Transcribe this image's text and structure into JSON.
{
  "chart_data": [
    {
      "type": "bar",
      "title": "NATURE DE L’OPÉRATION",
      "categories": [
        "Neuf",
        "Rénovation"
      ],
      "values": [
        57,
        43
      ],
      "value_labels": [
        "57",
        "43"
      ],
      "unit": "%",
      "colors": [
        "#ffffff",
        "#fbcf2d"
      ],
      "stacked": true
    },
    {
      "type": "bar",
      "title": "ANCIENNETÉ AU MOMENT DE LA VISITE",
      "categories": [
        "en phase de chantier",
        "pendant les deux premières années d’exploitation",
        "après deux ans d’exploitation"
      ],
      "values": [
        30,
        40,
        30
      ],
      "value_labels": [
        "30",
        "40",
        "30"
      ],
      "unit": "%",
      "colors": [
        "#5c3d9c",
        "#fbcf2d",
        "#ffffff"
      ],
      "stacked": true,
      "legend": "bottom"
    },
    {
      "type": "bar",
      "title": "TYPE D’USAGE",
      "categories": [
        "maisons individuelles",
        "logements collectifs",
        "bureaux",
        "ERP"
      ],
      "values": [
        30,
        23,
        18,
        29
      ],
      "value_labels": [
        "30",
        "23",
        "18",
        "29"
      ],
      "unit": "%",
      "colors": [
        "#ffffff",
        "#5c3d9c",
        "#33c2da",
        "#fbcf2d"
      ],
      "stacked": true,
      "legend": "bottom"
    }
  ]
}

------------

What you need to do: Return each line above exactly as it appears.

Output of the task:
Transcribe this image's text and structure into JSON.
{
  "chart_data": [
    {
      "type": "bar",
      "title": "NATURE DE L’OPÉRATION",
      "categories": [
        "Neuf",
        "Rénovation"
      ],
      "values": [
        57,
        43
      ],
      "value_labels": [
        "57",
        "43"
      ],
      "unit": "%",
      "colors": [
        "#ffffff",
        "#fbcf2d"
      ],
      "stacked": true
    },
    {
      "type": "bar",
      "title": "ANCIENNETÉ AU MOMENT DE LA VISITE",
      "categories": [
        "en phase de chantier",
        "pendant les deux premières années d’exploitation",
        "après deux ans d’exploitation"
      ],
      "values": [
        30,
        40,
        30
      ],
      "value_labels": [
        "30",
        "40",
        "30"
      ],
      "unit": "%",
      "colors": [
        "#5c3d9c",
        "#fbcf2d",
        "#ffffff"
      ],
      "stacked": true,
      "legend": "bottom"
    },
    {
      "type": "bar",
      "title": "TYPE D’USAGE",
      "categories": [
        "maisons individuelles",
        "logements collectifs",
        "bureaux",
        "ERP"
      ],
      "values": [
        30,
        23,
        18,
        29
      ],
      "value_labels": [
        "30",
        "23",
        "18",
        "29"
      ],
      "unit": "%",
      "colors": [
        "#ffffff",
        "#5c3d9c",
        "#33c2da",
        "#fbcf2d"
      ],
      "stacked": true,
      "legend": "bottom"
    }
  ]
}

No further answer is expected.